U.S. Classification381/191, 367/153, 310/334
International ClassificationA61B8/14, H04R25/00
Cooperative ClassificationB06B1/0622
European ClassificationB06B1/06C3
Legal Events
DateCodeEventDescription
Jan 10, 2006ASAssignment
Owner name: SONOSITE, INC., WASHINGTON
Free format text: ASSIGNMENT OF ASSIGNORS INTEREST;ASSIGNORS:HIPPE, RICK;LI, WEI;COLEMAN, ALLAN;REEL/FRAME:017440/0376;SIGNING DATES FROM 20051219 TO 20051228

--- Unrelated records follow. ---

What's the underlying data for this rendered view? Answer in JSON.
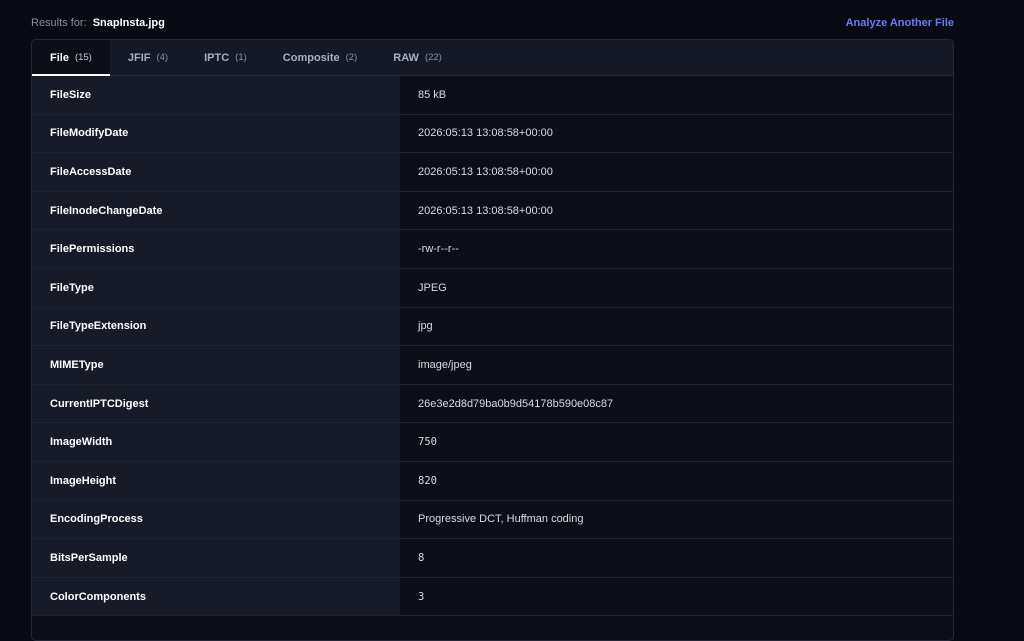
{
  "header": {
    "results_label": "Results for:",
    "file_name": "SnapInsta.jpg",
    "analyze_link": "Analyze Another File"
  },
  "tabs": [
    {
      "label": "File",
      "count": "(15)",
      "active": true
    },
    {
      "label": "JFIF",
      "count": "(4)",
      "active": false
    },
    {
      "label": "IPTC",
      "count": "(1)",
      "active": false
    },
    {
      "label": "Composite",
      "count": "(2)",
      "active": false
    },
    {
      "label": "RAW",
      "count": "(22)",
      "active": false
    }
  ],
  "rows": [
    {
      "key": "FileSize",
      "value": "85 kB",
      "mono": false
    },
    {
      "key": "FileModifyDate",
      "value": "2026:05:13 13:08:58+00:00",
      "mono": false
    },
    {
      "key": "FileAccessDate",
      "value": "2026:05:13 13:08:58+00:00",
      "mono": false
    },
    {
      "key": "FileInodeChangeDate",
      "value": "2026:05:13 13:08:58+00:00",
      "mono": false
    },
    {
      "key": "FilePermissions",
      "value": "-rw-r--r--",
      "mono": false
    },
    {
      "key": "FileType",
      "value": "JPEG",
      "mono": false
    },
    {
      "key": "FileTypeExtension",
      "value": "jpg",
      "mono": false
    },
    {
      "key": "MIMEType",
      "value": "image/jpeg",
      "mono": false
    },
    {
      "key": "CurrentIPTCDigest",
      "value": "26e3e2d8d79ba0b9d54178b590e08c87",
      "mono": false
    },
    {
      "key": "ImageWidth",
      "value": "750",
      "mono": true
    },
    {
      "key": "ImageHeight",
      "value": "820",
      "mono": true
    },
    {
      "key": "EncodingProcess",
      "value": "Progressive DCT, Huffman coding",
      "mono": false
    },
    {
      "key": "BitsPerSample",
      "value": "8",
      "mono": true
    },
    {
      "key": "ColorComponents",
      "value": "3",
      "mono": true
    }
  ]
}
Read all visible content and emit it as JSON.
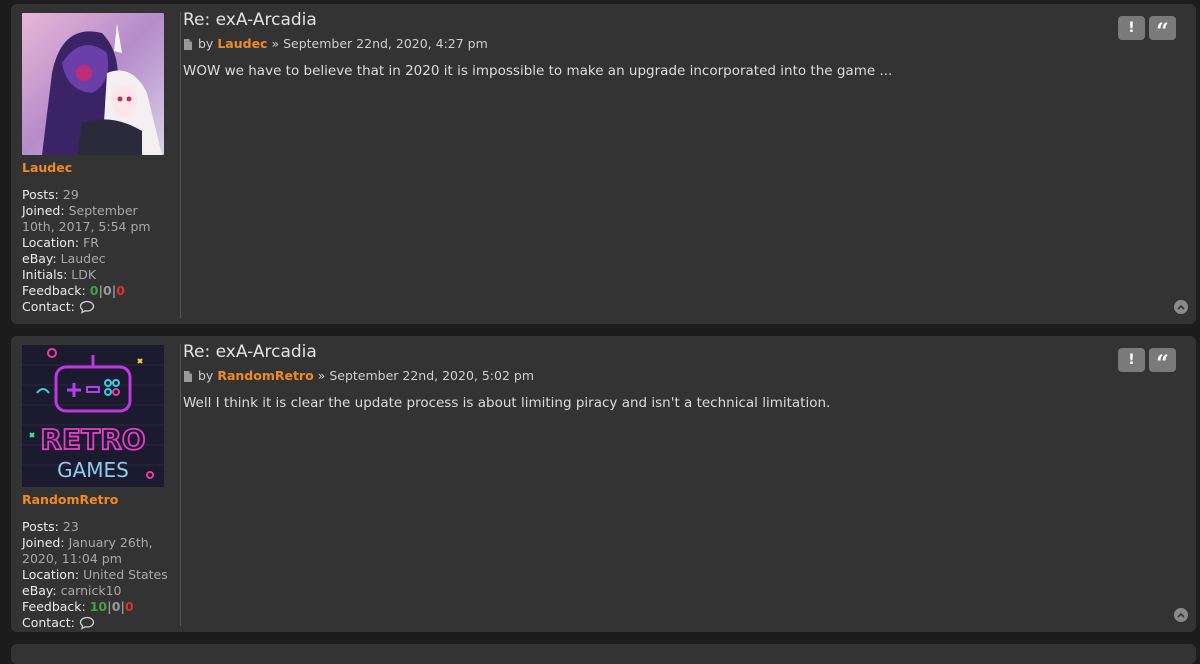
{
  "posts": [
    {
      "title": "Re: exA-Arcadia",
      "by": "by",
      "author": "Laudec",
      "separator": "»",
      "date": "September 22nd, 2020, 4:27 pm",
      "content": "WOW we have to believe that in 2020 it is impossible to make an upgrade incorporated into the game ...",
      "profile": {
        "username": "Laudec",
        "avatar_icon": "anime-avatar",
        "posts_label": "Posts:",
        "posts": "29",
        "joined_label": "Joined:",
        "joined": "September 10th, 2017, 5:54 pm",
        "location_label": "Location:",
        "location": "FR",
        "ebay_label": "eBay:",
        "ebay": "Laudec",
        "initials_label": "Initials:",
        "initials": "LDK",
        "feedback_label": "Feedback:",
        "feedback_pos": "0",
        "feedback_sep": "|",
        "feedback_neu": "0",
        "feedback_neg": "0",
        "contact_label": "Contact:"
      },
      "report_label": "!",
      "quote_label": "“"
    },
    {
      "title": "Re: exA-Arcadia",
      "by": "by",
      "author": "RandomRetro",
      "separator": "»",
      "date": "September 22nd, 2020, 5:02 pm",
      "content": "Well I think it is clear the update process is about limiting piracy and isn't a technical limitation.",
      "profile": {
        "username": "RandomRetro",
        "avatar_icon": "retro-games-avatar",
        "avatar_text_1": "RETRO",
        "avatar_text_2": "GAMES",
        "posts_label": "Posts:",
        "posts": "23",
        "joined_label": "Joined:",
        "joined": "January 26th, 2020, 11:04 pm",
        "location_label": "Location:",
        "location": "United States",
        "ebay_label": "eBay:",
        "ebay": "carnick10",
        "feedback_label": "Feedback:",
        "feedback_pos": "10",
        "feedback_sep": "|",
        "feedback_neu": "0",
        "feedback_neg": "0",
        "contact_label": "Contact:"
      },
      "report_label": "!",
      "quote_label": "“"
    }
  ],
  "colors": {
    "background": "#1c1c1c",
    "panel": "#333333",
    "username": "#f08a24",
    "feedback_positive": "#3ea63e",
    "feedback_negative": "#e0302a"
  }
}
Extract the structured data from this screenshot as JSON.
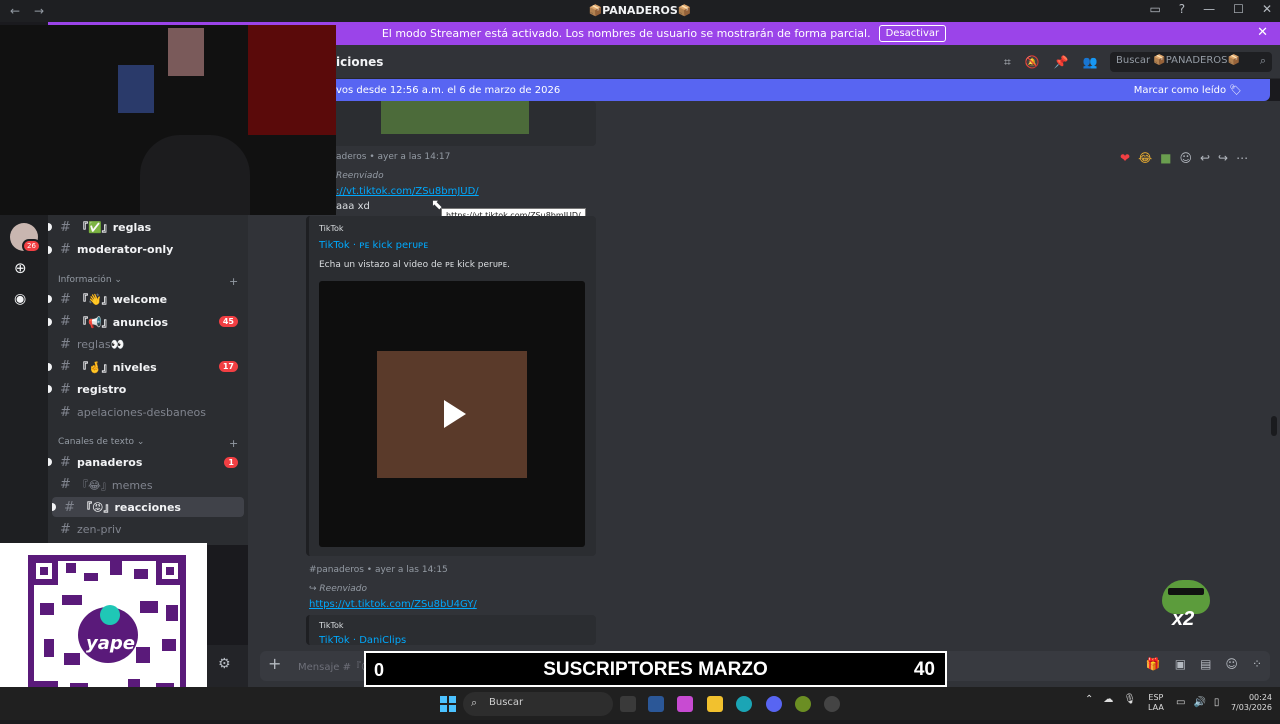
{
  "window": {
    "title": "PANADEROS",
    "back_icon": "arrow-left-icon",
    "forward_icon": "arrow-right-icon"
  },
  "streamer_banner": {
    "text": "El modo Streamer está activado. Los nombres de usuario se mostrarán de forma parcial.",
    "button": "Desactivar",
    "close": "✕"
  },
  "channel_header": {
    "name": "iciones",
    "search_placeholder": "Buscar 📦PANADEROS📦"
  },
  "new_messages_bar": {
    "text": "vos desde 12:56 a.m. el 6 de marzo de 2026",
    "action": "Marcar como leído"
  },
  "rail": {
    "badge": "26"
  },
  "sidebar": {
    "channels_top": [
      {
        "label": "『✅』reglas",
        "state": "unread",
        "badge": ""
      },
      {
        "label": "moderator-only",
        "state": "unread",
        "badge": ""
      }
    ],
    "category_info": "Información",
    "channels_info": [
      {
        "label": "『👋』welcome",
        "state": "unread",
        "badge": ""
      },
      {
        "label": "『📢』anuncios",
        "state": "unread",
        "badge": "45"
      },
      {
        "label": "reglas👀",
        "state": "read",
        "badge": ""
      },
      {
        "label": "『🤞』niveles",
        "state": "unread",
        "badge": "17"
      },
      {
        "label": "registro",
        "state": "unread",
        "badge": ""
      },
      {
        "label": "apelaciones-desbaneos",
        "state": "read",
        "badge": ""
      }
    ],
    "category_text": "Canales de texto",
    "channels_text": [
      {
        "label": "panaderos",
        "state": "unread",
        "badge": "1"
      },
      {
        "label": "『😂』memes",
        "state": "read",
        "badge": ""
      },
      {
        "label": "『😡』reacciones",
        "state": "selected",
        "badge": ""
      },
      {
        "label": "zen-priv",
        "state": "read",
        "badge": ""
      }
    ]
  },
  "messages": [
    {
      "meta": "aderos • ayer a las 14:17",
      "forwarded": "Reenviado",
      "link": "://vt.tiktok.com/ZSu8bmJUD/",
      "text": "aaa xd",
      "tooltip": "https://vt.tiktok.com/ZSu8bmJUD/",
      "embed": {
        "provider": "TikTok",
        "title": "TikTok · ᴘᴇ kick perᴜᴘᴇ",
        "description": "Echa un vistazo al video de ᴘᴇ kick perᴜᴘᴇ."
      }
    },
    {
      "meta": "#panaderos • ayer a las 14:15",
      "forwarded": "Reenviado",
      "link": "https://vt.tiktok.com/ZSu8bU4GY/",
      "embed": {
        "provider": "TikTok",
        "title": "TikTok · DaniClips"
      }
    }
  ],
  "composer": {
    "placeholder": "Mensaje #『😡』reacciones"
  },
  "overlay": {
    "subs_left": "0",
    "subs_title": "SUSCRIPTORES MARZO",
    "subs_right": "40",
    "pepe_label": "x2",
    "qr_label": "yape"
  },
  "taskbar": {
    "search": "Buscar",
    "lang_top": "ESP",
    "lang_bottom": "LAA",
    "time": "00:24",
    "date": "7/03/2026"
  },
  "colors": {
    "streamer": "#9b44e9",
    "accent": "#5865f2",
    "link": "#00a8fc",
    "badge": "#f23f43"
  }
}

Free format text: ASSIGNMENT OF ASSIGNORS INTEREST;ASSIGNORS:HIPPE, RICK;LI, WEI;COLEMAN, ALLAN;SIGNING DATES FROM 20051219 TO 20051228;REEL/FRAME:017440/0376